Task item
All that is required is the number of lines in this listing that hold "value".

Data in this exercise
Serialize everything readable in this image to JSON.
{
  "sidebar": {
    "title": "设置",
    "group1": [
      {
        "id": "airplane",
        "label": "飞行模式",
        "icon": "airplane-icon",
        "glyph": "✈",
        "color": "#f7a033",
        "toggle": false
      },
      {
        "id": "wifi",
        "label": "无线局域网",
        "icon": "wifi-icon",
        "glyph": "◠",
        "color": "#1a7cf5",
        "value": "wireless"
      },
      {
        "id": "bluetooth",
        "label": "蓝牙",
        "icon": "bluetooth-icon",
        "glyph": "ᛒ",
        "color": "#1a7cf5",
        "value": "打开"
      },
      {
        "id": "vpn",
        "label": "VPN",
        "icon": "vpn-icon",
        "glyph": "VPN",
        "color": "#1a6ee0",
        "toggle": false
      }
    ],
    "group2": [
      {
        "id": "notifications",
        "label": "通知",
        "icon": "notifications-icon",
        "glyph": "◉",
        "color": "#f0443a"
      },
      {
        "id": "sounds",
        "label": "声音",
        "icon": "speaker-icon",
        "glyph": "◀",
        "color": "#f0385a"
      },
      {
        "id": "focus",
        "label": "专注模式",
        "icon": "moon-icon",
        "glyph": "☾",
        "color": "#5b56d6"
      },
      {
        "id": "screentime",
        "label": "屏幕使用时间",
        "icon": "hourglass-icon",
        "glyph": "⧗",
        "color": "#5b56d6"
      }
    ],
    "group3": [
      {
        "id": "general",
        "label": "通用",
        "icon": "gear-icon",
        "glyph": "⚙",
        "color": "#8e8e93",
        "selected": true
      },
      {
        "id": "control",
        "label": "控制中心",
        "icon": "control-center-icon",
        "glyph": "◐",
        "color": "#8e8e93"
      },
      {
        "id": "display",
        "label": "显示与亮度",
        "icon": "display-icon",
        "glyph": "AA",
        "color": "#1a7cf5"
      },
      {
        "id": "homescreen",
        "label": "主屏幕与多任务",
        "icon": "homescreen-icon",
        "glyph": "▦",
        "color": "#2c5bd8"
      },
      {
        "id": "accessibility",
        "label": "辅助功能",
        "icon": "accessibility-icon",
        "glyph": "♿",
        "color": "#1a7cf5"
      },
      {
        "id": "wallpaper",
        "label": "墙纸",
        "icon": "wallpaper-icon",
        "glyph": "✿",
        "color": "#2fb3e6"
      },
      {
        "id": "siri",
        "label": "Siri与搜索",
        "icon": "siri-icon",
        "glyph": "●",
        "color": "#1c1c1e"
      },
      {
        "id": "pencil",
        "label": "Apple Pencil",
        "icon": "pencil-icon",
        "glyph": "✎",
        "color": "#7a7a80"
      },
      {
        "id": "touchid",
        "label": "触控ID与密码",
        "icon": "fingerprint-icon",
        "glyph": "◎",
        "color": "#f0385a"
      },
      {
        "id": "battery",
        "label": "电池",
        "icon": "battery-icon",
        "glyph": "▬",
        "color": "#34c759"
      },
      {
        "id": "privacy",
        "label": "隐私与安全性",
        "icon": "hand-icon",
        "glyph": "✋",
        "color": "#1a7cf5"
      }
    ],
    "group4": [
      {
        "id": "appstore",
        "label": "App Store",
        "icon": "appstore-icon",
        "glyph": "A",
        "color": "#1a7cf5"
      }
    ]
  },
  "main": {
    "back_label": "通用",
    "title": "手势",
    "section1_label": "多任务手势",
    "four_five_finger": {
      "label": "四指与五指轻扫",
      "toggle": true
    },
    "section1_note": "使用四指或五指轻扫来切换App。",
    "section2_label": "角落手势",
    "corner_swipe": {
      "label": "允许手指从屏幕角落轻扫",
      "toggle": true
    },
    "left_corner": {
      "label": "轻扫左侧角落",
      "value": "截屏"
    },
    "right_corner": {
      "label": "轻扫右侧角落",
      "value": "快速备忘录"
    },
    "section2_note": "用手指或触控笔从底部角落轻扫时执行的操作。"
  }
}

Worked solution
4